SELKIRK, N.Y. (NEWS10) — When Bridget Engelhardt found out she would be teaching her students remotely, she brought all her classroom supplies home. She wants the kids to have a consistent sense of normalcy, as the structure of their school day has mostly changed.
“She usually reads a book, and then she’ll go over the monthly calendar, and what day of the week it is,” Kelly Arnold, parent of students in Engelhardt’s class at A.W. Becker Elementary told News10, “so she allows them to have an interaction with her, not just me sitting there with work pages trying to figure something out.”
Engelhardt says making these videos for the kids to watch and follow along with is not only more engaging for the students than sending home worksheets, but better for parents too. She says it’s not the parent’s job to be the teacher right now, even under these circumstances.

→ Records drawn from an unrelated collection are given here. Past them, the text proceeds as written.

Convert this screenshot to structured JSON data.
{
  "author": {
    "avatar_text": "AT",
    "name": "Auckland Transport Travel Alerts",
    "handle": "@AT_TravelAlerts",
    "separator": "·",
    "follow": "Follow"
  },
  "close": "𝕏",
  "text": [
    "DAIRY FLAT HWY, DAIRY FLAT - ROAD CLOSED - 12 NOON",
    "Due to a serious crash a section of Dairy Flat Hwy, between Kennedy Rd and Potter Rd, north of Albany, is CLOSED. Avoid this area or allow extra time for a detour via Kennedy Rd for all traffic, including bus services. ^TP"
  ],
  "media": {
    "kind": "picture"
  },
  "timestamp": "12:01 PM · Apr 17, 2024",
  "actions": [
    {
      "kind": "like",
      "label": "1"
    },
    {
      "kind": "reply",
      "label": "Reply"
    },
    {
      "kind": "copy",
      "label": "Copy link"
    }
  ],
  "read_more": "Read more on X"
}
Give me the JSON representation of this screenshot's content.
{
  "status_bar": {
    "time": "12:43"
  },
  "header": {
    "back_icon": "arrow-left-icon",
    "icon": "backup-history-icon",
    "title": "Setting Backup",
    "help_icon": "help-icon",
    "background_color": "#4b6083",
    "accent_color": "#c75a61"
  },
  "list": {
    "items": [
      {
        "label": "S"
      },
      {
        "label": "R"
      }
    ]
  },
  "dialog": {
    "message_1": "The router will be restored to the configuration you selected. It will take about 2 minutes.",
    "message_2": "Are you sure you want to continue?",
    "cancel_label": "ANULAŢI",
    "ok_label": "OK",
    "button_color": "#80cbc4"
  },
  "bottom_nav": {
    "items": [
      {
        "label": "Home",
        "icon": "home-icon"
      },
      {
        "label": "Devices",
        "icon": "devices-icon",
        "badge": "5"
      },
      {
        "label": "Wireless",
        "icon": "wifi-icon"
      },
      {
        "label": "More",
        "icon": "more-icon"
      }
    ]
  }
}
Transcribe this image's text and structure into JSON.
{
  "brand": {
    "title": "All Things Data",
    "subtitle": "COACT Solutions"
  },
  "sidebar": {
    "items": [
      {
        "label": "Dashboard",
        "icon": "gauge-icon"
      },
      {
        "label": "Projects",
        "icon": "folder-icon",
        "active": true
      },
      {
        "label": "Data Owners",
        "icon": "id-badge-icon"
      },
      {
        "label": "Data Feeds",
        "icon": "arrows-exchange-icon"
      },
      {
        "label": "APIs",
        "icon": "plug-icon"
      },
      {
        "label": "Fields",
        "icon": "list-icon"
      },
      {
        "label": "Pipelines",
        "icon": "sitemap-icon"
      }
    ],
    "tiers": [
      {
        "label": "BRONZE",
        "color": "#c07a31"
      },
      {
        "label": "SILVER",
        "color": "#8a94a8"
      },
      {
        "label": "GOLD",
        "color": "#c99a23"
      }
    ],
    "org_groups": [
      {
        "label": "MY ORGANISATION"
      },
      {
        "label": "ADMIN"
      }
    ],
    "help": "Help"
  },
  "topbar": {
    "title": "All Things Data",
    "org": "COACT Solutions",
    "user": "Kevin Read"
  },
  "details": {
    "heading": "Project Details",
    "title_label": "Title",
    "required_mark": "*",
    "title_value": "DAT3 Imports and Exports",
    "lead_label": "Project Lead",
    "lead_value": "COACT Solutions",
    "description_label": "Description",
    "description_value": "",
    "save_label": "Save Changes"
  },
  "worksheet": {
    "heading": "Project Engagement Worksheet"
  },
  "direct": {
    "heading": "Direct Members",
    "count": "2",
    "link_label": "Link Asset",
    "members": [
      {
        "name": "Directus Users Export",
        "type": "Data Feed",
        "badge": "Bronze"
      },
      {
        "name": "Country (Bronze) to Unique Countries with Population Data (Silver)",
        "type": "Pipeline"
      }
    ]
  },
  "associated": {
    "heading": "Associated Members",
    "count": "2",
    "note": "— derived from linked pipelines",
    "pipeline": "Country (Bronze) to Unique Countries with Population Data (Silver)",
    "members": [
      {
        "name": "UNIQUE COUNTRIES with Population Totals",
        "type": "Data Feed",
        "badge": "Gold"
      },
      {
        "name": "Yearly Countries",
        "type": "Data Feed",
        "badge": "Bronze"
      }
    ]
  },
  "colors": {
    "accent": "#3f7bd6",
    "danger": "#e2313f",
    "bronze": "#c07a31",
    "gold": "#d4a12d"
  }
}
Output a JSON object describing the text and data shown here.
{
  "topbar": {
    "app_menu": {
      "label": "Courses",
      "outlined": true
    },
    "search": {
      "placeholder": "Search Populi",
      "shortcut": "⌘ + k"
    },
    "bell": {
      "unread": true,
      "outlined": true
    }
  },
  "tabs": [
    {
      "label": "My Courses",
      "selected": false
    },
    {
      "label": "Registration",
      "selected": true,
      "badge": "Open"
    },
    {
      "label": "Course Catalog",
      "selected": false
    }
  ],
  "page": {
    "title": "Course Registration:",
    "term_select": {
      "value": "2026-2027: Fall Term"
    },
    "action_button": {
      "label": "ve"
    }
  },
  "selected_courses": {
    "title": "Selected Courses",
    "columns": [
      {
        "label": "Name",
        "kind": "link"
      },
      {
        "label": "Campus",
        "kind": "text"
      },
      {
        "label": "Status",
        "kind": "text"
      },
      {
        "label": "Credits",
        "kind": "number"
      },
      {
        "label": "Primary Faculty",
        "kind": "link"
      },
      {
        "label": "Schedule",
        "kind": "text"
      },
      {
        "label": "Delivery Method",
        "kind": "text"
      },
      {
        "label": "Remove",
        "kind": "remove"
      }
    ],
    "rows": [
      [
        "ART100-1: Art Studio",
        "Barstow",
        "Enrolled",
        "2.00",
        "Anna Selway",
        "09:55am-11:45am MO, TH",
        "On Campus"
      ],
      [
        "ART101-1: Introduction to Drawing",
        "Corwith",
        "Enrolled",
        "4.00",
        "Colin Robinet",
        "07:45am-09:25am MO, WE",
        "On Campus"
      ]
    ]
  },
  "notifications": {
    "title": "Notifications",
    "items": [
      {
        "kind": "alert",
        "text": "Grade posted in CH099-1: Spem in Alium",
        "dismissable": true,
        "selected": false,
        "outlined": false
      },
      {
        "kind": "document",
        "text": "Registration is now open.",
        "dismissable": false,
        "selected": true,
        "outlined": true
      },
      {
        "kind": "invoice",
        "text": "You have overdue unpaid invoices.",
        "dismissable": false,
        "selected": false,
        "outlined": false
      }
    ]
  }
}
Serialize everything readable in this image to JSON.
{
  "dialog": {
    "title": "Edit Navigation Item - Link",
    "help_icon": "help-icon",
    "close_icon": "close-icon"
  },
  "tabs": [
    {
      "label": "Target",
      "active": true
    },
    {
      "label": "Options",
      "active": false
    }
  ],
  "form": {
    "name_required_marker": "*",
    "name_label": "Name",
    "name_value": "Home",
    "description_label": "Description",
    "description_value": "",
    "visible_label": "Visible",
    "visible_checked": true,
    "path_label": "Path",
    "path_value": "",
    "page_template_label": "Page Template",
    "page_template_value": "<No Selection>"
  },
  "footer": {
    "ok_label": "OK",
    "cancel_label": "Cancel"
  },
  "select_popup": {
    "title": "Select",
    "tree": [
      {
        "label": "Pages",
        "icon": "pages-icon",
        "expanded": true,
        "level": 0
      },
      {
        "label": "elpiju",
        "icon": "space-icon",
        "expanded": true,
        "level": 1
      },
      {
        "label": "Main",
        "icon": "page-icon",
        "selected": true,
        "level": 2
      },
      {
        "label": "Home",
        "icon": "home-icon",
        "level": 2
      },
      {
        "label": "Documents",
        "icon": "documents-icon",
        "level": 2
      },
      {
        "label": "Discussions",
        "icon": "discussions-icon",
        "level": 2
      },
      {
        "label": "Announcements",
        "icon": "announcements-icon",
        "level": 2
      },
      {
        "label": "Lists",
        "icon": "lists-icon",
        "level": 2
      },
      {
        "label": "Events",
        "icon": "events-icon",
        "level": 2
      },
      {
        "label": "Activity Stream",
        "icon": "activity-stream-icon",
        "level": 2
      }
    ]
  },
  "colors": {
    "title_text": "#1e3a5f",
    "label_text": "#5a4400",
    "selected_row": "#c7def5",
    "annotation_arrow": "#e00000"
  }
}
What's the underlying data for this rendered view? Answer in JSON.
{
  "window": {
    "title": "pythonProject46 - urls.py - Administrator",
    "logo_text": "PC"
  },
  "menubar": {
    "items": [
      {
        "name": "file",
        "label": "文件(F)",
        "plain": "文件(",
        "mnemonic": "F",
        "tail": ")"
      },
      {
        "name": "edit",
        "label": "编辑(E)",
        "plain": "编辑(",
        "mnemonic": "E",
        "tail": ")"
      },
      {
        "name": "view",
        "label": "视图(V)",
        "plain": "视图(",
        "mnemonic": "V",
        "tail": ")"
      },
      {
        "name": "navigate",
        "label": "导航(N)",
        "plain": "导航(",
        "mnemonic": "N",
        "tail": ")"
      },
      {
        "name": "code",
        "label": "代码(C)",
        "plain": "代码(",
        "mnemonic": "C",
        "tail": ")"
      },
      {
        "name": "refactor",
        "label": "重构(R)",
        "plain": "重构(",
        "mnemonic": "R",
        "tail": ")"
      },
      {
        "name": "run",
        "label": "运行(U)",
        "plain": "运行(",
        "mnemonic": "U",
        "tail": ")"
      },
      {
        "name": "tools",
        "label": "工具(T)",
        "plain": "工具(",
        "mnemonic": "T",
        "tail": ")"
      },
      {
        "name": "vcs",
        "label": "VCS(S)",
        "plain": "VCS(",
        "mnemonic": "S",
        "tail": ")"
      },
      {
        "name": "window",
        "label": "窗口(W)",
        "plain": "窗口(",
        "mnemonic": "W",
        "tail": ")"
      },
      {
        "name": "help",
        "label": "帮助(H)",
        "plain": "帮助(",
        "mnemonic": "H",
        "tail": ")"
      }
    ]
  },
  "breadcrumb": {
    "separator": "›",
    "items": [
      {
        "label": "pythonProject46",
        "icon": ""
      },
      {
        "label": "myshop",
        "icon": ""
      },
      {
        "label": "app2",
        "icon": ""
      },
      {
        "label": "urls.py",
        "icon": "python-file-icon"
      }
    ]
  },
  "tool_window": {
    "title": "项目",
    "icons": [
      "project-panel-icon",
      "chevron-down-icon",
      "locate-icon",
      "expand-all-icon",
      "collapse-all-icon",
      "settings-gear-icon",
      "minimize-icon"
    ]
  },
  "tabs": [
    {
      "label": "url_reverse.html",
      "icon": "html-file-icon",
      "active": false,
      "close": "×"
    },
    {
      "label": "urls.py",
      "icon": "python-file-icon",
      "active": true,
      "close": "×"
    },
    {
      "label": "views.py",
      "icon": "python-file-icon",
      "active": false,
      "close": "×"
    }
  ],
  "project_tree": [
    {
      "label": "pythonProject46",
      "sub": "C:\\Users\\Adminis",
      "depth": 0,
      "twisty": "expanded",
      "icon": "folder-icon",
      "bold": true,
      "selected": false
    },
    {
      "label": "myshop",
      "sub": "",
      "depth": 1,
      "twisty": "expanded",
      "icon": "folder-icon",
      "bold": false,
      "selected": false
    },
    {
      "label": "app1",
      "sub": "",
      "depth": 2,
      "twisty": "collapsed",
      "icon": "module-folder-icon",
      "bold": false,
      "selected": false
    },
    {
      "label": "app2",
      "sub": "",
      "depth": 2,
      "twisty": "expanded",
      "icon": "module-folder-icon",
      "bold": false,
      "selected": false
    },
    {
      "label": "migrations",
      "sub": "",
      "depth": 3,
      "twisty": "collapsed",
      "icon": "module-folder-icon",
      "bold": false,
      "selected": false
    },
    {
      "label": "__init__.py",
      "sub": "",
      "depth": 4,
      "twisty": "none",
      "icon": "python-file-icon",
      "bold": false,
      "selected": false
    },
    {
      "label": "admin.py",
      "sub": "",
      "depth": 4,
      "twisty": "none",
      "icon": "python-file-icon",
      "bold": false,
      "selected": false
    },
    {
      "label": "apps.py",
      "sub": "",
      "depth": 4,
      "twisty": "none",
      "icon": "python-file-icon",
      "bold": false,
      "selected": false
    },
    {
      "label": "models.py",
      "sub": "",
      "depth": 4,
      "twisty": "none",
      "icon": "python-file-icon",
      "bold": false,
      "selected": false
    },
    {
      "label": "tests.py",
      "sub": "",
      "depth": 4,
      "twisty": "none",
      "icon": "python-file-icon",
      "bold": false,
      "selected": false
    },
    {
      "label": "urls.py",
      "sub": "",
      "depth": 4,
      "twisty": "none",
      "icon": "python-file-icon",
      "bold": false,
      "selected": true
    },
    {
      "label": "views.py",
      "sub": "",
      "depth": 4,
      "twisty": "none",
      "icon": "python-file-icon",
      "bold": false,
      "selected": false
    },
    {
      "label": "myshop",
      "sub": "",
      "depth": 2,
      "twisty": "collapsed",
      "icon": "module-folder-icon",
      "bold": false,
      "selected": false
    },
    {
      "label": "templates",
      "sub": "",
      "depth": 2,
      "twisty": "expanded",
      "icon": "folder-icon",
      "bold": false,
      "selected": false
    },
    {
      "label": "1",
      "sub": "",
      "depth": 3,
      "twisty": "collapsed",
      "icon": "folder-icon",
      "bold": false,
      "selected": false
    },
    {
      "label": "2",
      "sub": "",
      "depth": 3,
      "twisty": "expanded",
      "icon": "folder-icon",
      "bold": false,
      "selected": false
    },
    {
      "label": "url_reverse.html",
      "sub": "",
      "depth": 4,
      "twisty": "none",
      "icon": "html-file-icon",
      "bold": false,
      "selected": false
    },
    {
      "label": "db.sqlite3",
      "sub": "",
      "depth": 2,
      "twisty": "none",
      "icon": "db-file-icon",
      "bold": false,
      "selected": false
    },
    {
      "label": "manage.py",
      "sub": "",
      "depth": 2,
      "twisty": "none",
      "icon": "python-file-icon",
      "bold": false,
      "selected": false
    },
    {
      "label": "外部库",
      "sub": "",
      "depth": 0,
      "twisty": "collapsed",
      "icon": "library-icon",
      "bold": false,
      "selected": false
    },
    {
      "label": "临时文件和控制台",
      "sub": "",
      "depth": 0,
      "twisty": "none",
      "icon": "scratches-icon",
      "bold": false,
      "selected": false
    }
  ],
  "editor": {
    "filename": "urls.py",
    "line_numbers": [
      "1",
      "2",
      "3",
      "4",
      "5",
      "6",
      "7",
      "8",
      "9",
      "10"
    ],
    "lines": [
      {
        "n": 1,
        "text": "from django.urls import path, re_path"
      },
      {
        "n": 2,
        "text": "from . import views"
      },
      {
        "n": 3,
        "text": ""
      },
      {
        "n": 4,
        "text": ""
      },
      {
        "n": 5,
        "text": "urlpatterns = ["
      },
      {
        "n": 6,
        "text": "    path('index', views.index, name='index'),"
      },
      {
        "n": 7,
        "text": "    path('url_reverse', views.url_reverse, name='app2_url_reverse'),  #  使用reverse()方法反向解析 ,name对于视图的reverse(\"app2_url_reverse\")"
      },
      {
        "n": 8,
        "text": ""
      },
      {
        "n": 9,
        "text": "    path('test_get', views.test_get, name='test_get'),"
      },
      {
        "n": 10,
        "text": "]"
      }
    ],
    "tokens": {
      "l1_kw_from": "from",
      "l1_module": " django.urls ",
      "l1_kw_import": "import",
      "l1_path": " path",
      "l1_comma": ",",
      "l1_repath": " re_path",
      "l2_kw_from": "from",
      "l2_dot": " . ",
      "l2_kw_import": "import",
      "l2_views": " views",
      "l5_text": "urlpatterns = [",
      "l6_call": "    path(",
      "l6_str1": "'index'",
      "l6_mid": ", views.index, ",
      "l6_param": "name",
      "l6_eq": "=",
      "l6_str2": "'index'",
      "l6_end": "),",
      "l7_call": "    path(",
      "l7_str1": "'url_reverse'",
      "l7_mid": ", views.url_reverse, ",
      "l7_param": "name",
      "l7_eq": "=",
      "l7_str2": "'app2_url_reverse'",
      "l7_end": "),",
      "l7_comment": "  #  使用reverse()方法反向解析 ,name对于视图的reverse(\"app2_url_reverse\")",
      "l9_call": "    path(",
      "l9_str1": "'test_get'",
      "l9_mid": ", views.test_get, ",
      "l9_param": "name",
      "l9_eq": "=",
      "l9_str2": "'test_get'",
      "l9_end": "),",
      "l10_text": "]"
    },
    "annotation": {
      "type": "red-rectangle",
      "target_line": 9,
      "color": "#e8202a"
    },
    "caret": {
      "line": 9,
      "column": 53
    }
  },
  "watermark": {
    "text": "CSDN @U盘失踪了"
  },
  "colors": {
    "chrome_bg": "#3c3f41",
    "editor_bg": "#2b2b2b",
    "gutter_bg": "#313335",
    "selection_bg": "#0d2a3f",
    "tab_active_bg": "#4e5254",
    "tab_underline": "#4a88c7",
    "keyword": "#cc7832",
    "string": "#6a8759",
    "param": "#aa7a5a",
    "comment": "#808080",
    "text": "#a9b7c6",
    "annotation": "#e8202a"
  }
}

Arnold’s kids look forward to watching the videos daily.
“I get home at 8:15 every morning from work and they’re asking me, ‘can we watch Miss Engelhardt’s video?’ That’s all they want to do,” Arnold said.
Right now, Engelhardt has a Facebook group where the parents of her students can access the videos, but she’s soon moving over to YouTube so kids across the country can tune into her lessons.
Engelhardt says the key to keeping 3-year-olds engaged in virtual learning is being silly, animated, and fun.
“When I’m doing a read aloud of a book, I don’t just read every page, I ask them questions,” Engelhardt said, “I make funny faces.”